The rates of treatment-related grade 3 diarrhea and grade 3 stomatitis were higher in the afatinib group than the erlotinib group, while the incidence of grade 3 rash or acne was higher in the erlotinib group than the afatinib group.

Serious Adverse Events:

Treatment-related serious adverse events included diarrhea (15 [4%]), dehydration (seven [2%]), and acute renal failure (four [1%]) in the afatinib group, and diarrhea (six [2%]) in the erlotinib group.

Percentage that Discontinued due to Adverse Events:

Afatinib group: 79 (20%) total; death (six [2%]), diarrhea (16 [4%]), rash or acne (10 [3%])

Erlotinib group: 67 (17%) total; death (five [1%]), diarrhea (six [2%]), rash or acne (eight [2%])

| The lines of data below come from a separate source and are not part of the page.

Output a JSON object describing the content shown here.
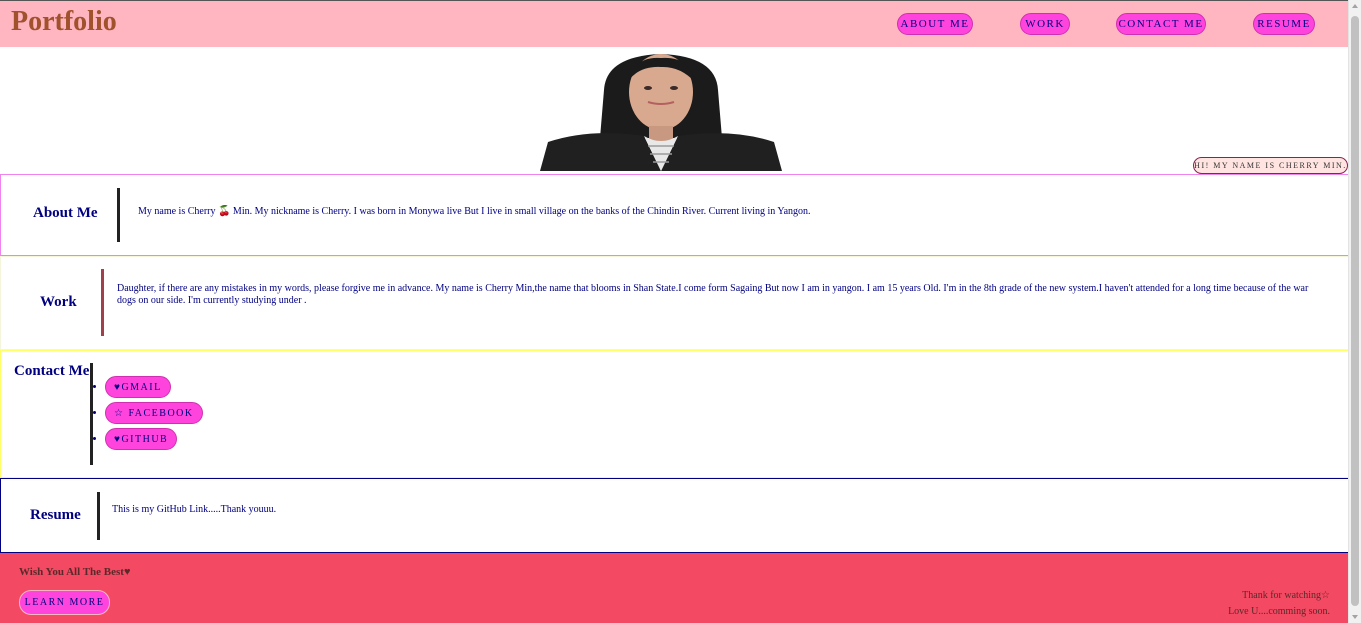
{
  "header": {
    "brand": "Portfolio",
    "nav": [
      "About Me",
      "Work",
      "Contact Me",
      "Resume"
    ]
  },
  "hero": {
    "badge": "Hi! My name is Cherry Min."
  },
  "about": {
    "title": "About Me",
    "text": "My name is Cherry 🍒 Min. My nickname is Cherry. I was born in Monywa live But I live in small village on the banks of the Chindin River. Current living in Yangon."
  },
  "work": {
    "title": "Work",
    "text": "Daughter, if there are any mistakes in my words, please forgive me in advance. My name is Cherry Min,the name that blooms in Shan State.I come form Sagaing But now I am in yangon. I am 15 years Old. I'm in the 8th grade of the new system.I haven't attended for a long time because of the war dogs on our side. I'm currently studying under ."
  },
  "contact": {
    "title": "Contact Me",
    "links": [
      "♥Gmail",
      "☆ Facebook",
      "♥Github"
    ]
  },
  "resume": {
    "title": "Resume",
    "text": "This is my GitHub Link.....Thank youuu."
  },
  "footer": {
    "heading": "Wish You All The Best♥",
    "button": "Learn more",
    "note1": "Thank for watching☆",
    "note2": "Love U....comming soon."
  },
  "colors": {
    "header_bg": "#ffb6c1",
    "brand": "#a0522d",
    "button_bg": "#ff44dd",
    "footer_bg": "#f34962",
    "text": "#000080"
  }
}
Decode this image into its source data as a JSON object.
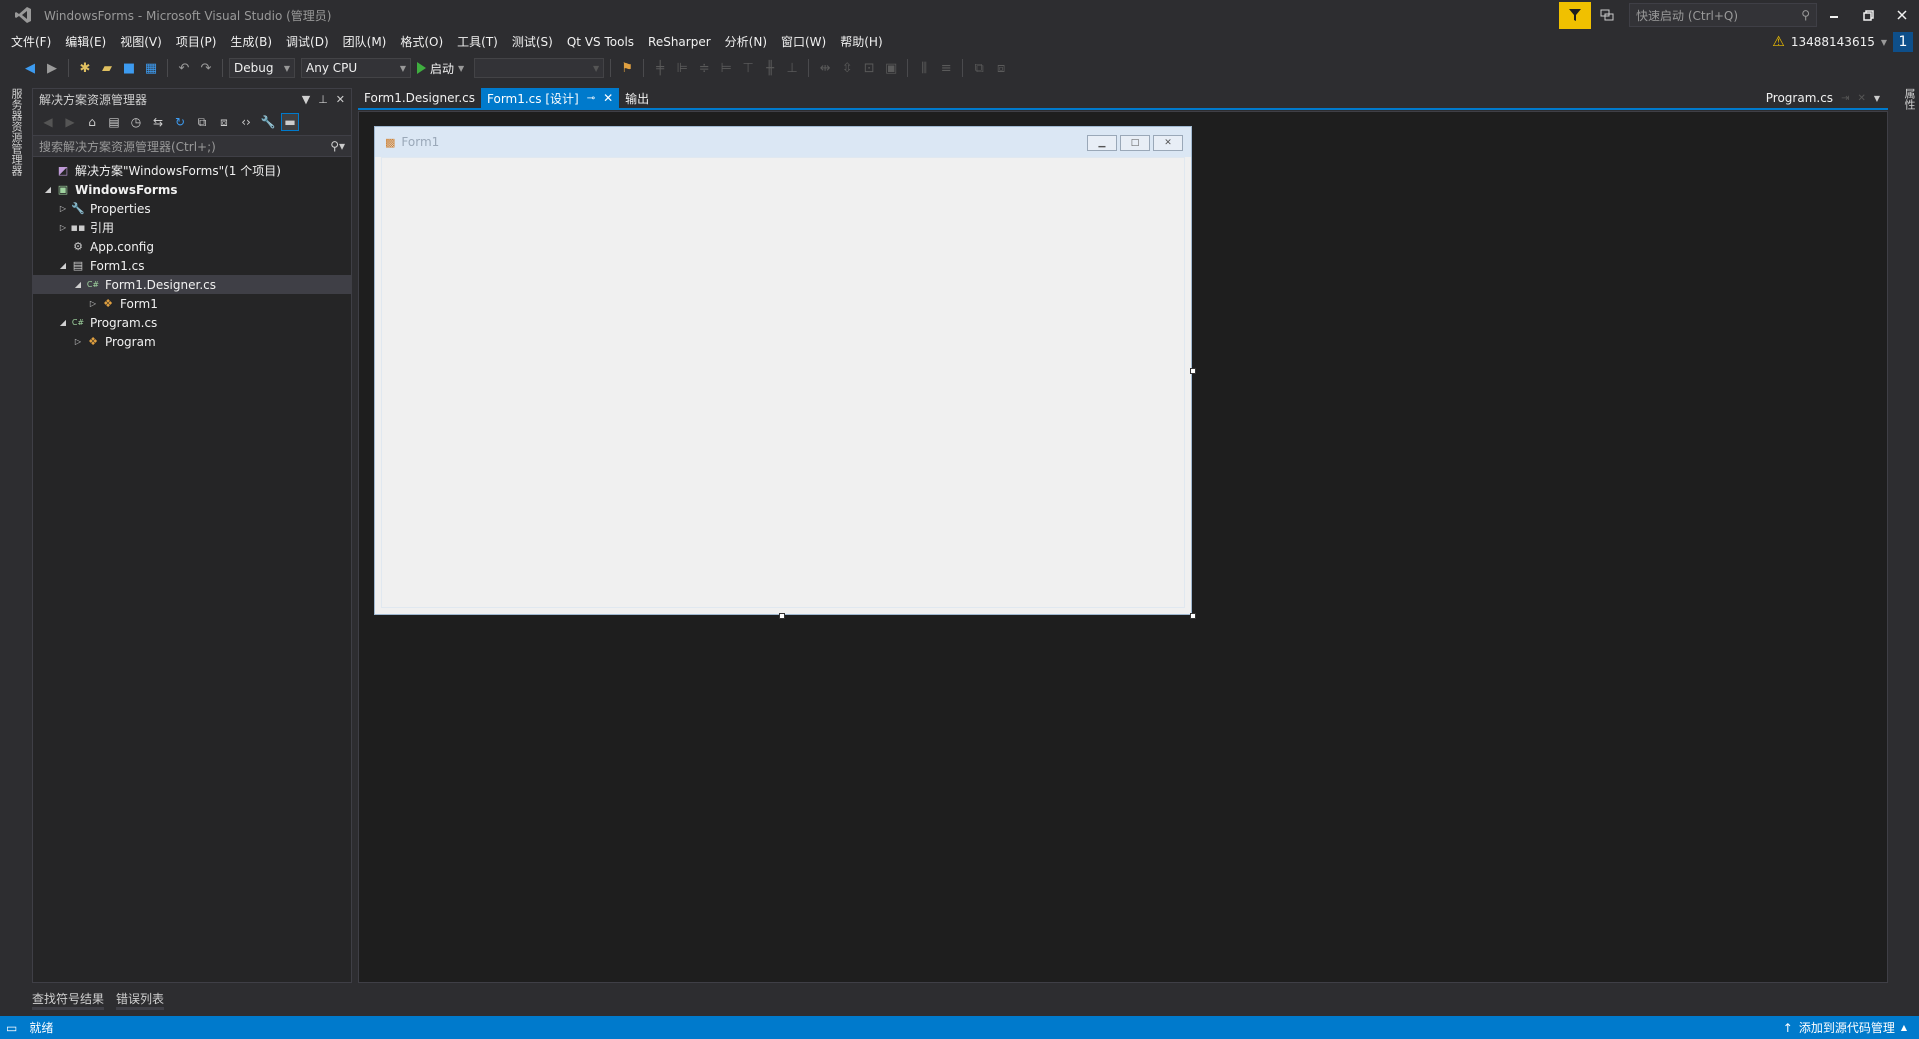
{
  "window": {
    "title": "WindowsForms - Microsoft Visual Studio (管理员)",
    "quick_launch_placeholder": "快速启动 (Ctrl+Q)"
  },
  "menu": {
    "items": [
      "文件(F)",
      "编辑(E)",
      "视图(V)",
      "项目(P)",
      "生成(B)",
      "调试(D)",
      "团队(M)",
      "格式(O)",
      "工具(T)",
      "测试(S)",
      "Qt VS Tools",
      "ReSharper",
      "分析(N)",
      "窗口(W)",
      "帮助(H)"
    ],
    "user": "13488143615",
    "notifications": "1"
  },
  "toolbar": {
    "config": "Debug",
    "platform": "Any CPU",
    "start_label": "启动"
  },
  "left_strip": {
    "label": "服务器资源管理器"
  },
  "right_strip": {
    "label": "属性"
  },
  "solution_explorer": {
    "title": "解决方案资源管理器",
    "search_placeholder": "搜索解决方案资源管理器(Ctrl+;)",
    "tree": [
      {
        "label": "解决方案\"WindowsForms\"(1 个项目)",
        "depth": 0,
        "arrow": "",
        "icon": "solution-icon",
        "bold": false
      },
      {
        "label": "WindowsForms",
        "depth": 0,
        "arrow": "◢",
        "icon": "csharp-project-icon",
        "bold": true
      },
      {
        "label": "Properties",
        "depth": 1,
        "arrow": "▷",
        "icon": "wrench-icon",
        "bold": false
      },
      {
        "label": "引用",
        "depth": 1,
        "arrow": "▷",
        "icon": "references-icon",
        "bold": false
      },
      {
        "label": "App.config",
        "depth": 1,
        "arrow": "",
        "icon": "config-file-icon",
        "bold": false
      },
      {
        "label": "Form1.cs",
        "depth": 1,
        "arrow": "◢",
        "icon": "form-icon",
        "bold": false
      },
      {
        "label": "Form1.Designer.cs",
        "depth": 2,
        "arrow": "◢",
        "icon": "cs-file-icon",
        "bold": false,
        "selected": true
      },
      {
        "label": "Form1",
        "depth": 3,
        "arrow": "▷",
        "icon": "class-icon",
        "bold": false
      },
      {
        "label": "Program.cs",
        "depth": 1,
        "arrow": "◢",
        "icon": "cs-file-icon",
        "bold": false
      },
      {
        "label": "Program",
        "depth": 2,
        "arrow": "▷",
        "icon": "class-icon",
        "bold": false
      }
    ]
  },
  "bottom_tabs": [
    "查找符号结果",
    "错误列表"
  ],
  "doc_tabs": {
    "tabs": [
      {
        "label": "Form1.Designer.cs",
        "active": false
      },
      {
        "label": "Form1.cs [设计]",
        "active": true
      },
      {
        "label": "输出",
        "active": false
      }
    ],
    "right_tab": "Program.cs"
  },
  "designer": {
    "form_title": "Form1"
  },
  "status": {
    "left": "就绪",
    "right": "添加到源代码管理"
  },
  "colors": {
    "accent": "#007acc",
    "background": "#2d2d30",
    "editor": "#1e1e1e",
    "filter": "#f0c000"
  }
}
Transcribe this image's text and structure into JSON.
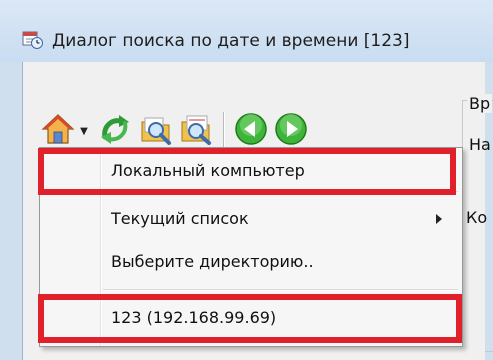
{
  "window": {
    "title": "Диалог поиска по дате и времени [123]"
  },
  "toolbar": {
    "buttons": [
      {
        "icon": "home-icon"
      },
      {
        "icon": "refresh-network-icon"
      },
      {
        "icon": "search-folder-icon"
      },
      {
        "icon": "search-folder-clock-icon"
      },
      {
        "icon": "back-arrow-icon"
      },
      {
        "icon": "forward-arrow-icon"
      }
    ]
  },
  "right_panel": {
    "group_label": "Вр",
    "line1": "На",
    "line2": "Ко"
  },
  "menu": {
    "items": [
      {
        "label": "Локальный компьютер",
        "submenu": false
      },
      {
        "label": "Текущий список",
        "submenu": true
      },
      {
        "label": "Выберите директорию..",
        "submenu": false
      },
      {
        "label": "123 (192.168.99.69)",
        "submenu": false
      }
    ]
  },
  "colors": {
    "highlight": "#e0202a",
    "green_arrow": "#2fae27"
  }
}
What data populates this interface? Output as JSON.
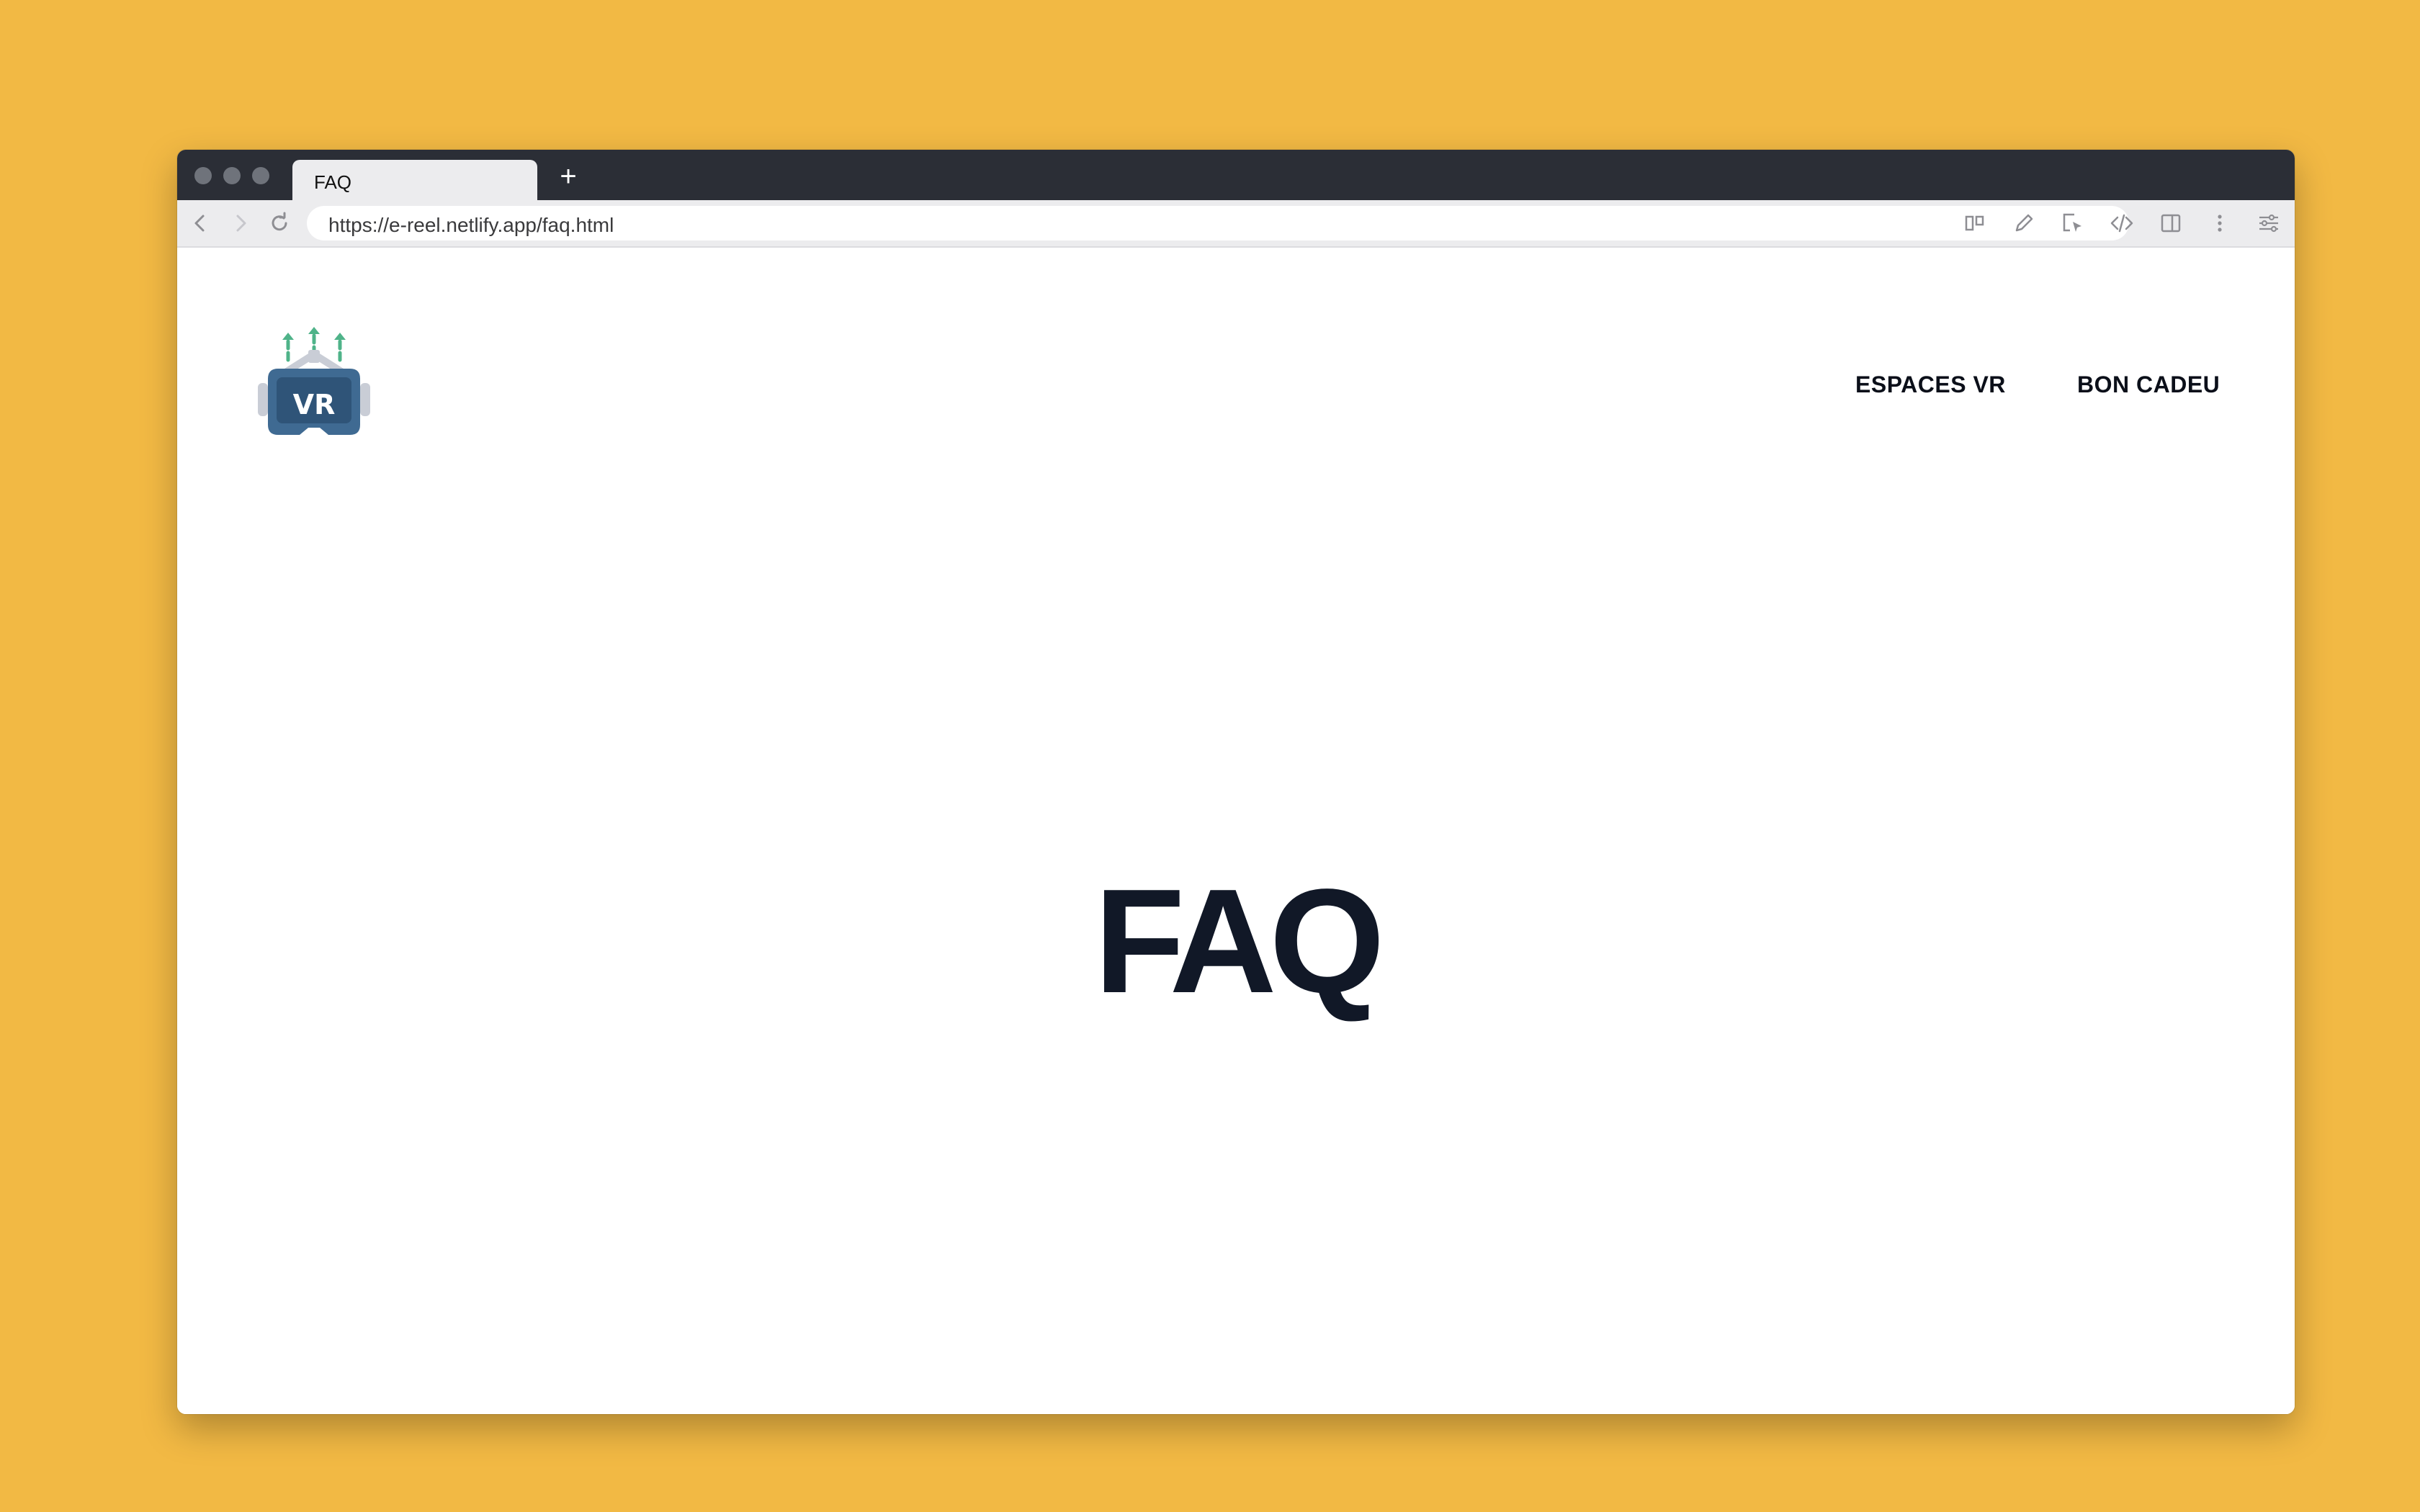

Study Author Conclusions The significant improvements in progression-free survival and overall survival with afatinib compared with erlotinib, along with a manageable safety profile and the convenience of oral administration suggest that afatinib could be an additional option for the treatment of patients with squamous cell carcinoma of the lung.

A secondary endpoint that the LUX-Lung 8 authors additionally analyzed was the median overall survival.  They determined that afatinib significantly improved overall survival compared with erlotinib (7.9 months [95% CI 7.2-8.7] versus 6.8 months [95% CI 5.9-7.8], respectively).  However, the study authors also mentioned that the 1.1 month improvement in overall survival may or may not be clinically significant.  Another analysis from this study depicted an improved overall health-related quality-of-life in patients treated with afatinib versus erlotinib (121/339 [36%] versus 96/339 [28%]; p = 0.041).  Furthermore, the authors reported that the adverse events seen in this trial were expected and manageable; therefore, it was suggested that afatinib could be used to treat patients with squamous cell carcinoma of the lung.5

References:

  1. Lung Cancer – Non-Small Cell. American Cancer Society, Inc. http://www.cancer.org/cancer/lungcancer-non-smallcell/detailedguide/non-small-cell-lung-cancer-what-is-non-small-cell-lung-cancer. Accessed August 17, 2015.
  2. Non-Small Cell Lung Cancer Guidelines Version 7.2015. National Comprehensive Cancer Network. http://www.nccn.org/professionals/physician_gls/pdf/nscl.pdf. Accessed August 17, 2015.
  3. Gilotrif [package insert]. Ridgefield, CT: Boehringer Ingelheim International HmbH; 2013.
  4. Tarceva [package insert]. San Francisco, CA: Astellas Pharmas US, Inc., and Genentech Inc.; 2004.
  5. Soria JC, Felip E, Cobo M, et al. Afatinib versus erlotinib as second-line treatment of patients with advanced squamous cell carcinoma of the lung (LUX-Lung 8): an open-label randomised controlled phase 3 trial. Lancet Oncol. 2015;16(8):897-907. doi: 10.1016/S1470-2045(15)00006-6.
Advertisements

Leave a Reply

Fill in your details below or click an icon to log in:

WordPress.com Logo

You are commenting using your WordPress.com account. Log Out / Change )

Twitter picture

You are commenting using your Twitter account. Log Out / Change )

Facebook photo

You are commenting using your Facebook account. Log Out / Change )

Google+ photo

You are commenting using your Google+ account. Log Out / Change )

Connecting to %s